_Dataset extract_.

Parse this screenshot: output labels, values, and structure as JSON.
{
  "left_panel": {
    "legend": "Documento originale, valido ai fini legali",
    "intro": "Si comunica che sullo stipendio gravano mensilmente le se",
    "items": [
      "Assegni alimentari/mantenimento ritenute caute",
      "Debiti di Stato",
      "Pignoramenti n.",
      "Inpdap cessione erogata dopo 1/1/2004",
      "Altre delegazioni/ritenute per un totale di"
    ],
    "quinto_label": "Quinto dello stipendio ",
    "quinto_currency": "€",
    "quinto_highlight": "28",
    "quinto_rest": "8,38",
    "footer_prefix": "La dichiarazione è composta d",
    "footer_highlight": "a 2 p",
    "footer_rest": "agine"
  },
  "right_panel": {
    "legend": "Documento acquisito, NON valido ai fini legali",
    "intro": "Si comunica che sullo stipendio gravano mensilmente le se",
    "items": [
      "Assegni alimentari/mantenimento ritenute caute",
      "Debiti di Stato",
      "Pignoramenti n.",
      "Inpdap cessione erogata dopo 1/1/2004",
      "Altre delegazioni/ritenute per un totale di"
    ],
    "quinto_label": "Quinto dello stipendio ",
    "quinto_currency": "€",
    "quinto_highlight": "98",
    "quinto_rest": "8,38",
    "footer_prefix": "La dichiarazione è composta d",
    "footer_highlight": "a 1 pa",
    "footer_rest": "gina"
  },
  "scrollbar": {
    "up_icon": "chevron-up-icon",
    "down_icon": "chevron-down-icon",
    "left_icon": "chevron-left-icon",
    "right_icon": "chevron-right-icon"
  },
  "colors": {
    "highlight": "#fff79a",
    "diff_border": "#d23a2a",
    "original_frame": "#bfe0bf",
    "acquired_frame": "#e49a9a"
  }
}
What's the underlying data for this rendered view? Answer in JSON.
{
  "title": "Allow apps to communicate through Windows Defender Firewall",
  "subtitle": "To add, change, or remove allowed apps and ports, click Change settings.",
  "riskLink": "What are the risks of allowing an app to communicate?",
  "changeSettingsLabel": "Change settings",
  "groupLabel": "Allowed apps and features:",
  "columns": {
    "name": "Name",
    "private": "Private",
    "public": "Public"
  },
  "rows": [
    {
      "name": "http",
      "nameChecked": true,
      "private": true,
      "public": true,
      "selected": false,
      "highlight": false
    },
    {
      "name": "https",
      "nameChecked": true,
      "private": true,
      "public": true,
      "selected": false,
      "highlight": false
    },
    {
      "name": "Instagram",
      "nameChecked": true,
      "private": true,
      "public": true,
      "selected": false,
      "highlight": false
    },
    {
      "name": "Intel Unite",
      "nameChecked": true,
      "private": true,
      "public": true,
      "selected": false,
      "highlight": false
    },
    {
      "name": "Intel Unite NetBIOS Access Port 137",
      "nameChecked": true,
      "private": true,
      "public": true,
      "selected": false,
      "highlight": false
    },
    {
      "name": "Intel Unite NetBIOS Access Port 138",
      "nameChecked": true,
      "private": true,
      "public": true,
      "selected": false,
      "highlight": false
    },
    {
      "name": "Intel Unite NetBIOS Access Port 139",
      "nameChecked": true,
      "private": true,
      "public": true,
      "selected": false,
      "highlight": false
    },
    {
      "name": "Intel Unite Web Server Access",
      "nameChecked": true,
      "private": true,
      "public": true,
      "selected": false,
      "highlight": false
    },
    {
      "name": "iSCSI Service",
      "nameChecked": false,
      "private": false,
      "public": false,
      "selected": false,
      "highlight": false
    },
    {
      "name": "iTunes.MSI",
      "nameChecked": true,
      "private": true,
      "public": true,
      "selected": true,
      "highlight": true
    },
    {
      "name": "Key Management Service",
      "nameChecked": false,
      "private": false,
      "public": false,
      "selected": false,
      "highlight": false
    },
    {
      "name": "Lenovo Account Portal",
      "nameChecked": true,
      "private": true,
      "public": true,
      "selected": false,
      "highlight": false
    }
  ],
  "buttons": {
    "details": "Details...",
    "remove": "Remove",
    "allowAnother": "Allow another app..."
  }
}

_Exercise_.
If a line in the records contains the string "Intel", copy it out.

_Task response_.
      "name": "Intel Unite",
      "name": "Intel Unite NetBIOS Access Port 137",
      "name": "Intel Unite NetBIOS Access Port 138",
      "name": "Intel Unite NetBIOS Access Port 139",
      "name": "Intel Unite Web Server Access",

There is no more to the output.